With the longtime link established between Bob Hand and Welch, investigators considered the 1970s crimes from a fresh perspective. Bob could have hired Welch to kill his wives at a time when he wasn’t home so he had a solid alibi.
Authorities’ interviews with Welch’s brother confirmed those suspicions, according to “Injustice with Nancy Grace.”
Bob, meanwhile, stuck to his story and told authorities he didn’t recognize Welch as an intruder in his home on the night of his wife’s murder. But authorities believed Bob killed Welch to keep him from spilling the beans about the contract killings of Bob’s other two wives.
The investigation eventually led detectives to Bob’s office, where they found life insurance policies on Jill. While other bills had been unpaid, the insurance policies were kept up to date.
Investigators believed that the documents provided evidence that Bob was both “meticulous” and “premeditated” when it came to getting rid of his wives — and pocketing money after their deaths.
Between the solid motive and testimony from Welch’s brother, officials had enough evidence to charge Bob Hand with the murders of Jill Hand and Lonnie Welch.
Bob’s trial began on May 8, 2003. It was a complicated case, one that jumped across several decades.

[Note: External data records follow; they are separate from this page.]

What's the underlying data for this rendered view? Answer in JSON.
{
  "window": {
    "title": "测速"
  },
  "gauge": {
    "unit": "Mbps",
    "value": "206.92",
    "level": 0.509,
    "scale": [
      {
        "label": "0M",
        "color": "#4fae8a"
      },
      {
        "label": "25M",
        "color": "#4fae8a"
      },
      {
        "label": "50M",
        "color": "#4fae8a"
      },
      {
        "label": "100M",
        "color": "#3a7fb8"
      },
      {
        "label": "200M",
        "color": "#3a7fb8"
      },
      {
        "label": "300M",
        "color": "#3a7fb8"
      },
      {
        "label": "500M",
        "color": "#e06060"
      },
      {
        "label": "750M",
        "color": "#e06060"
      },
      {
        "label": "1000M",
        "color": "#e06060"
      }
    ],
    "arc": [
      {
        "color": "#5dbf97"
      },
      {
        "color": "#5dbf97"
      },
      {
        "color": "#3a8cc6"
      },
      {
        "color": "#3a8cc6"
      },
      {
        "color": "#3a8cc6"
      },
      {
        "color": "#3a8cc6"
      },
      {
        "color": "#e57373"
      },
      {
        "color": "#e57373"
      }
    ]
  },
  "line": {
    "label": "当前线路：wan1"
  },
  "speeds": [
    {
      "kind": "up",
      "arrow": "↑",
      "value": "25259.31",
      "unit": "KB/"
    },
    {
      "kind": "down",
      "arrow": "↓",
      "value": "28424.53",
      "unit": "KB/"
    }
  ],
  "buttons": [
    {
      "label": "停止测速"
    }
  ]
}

Prosecutors started with the motive: the insurance policy payoffs. On June 4, Bob Hand was found guilty on two counts of aggravated murder for killing Jill Hand and Lonnie Welch. It was the first capital murder conviction in Delaware County, Ohio history.
Hand was sentenced to death and originally scheduled to be executed on September 8, 2003, the Delaware Gazette reported in 2018. Hand’s appeals have delayed his execution, though. It is currently set for May 17, 2023.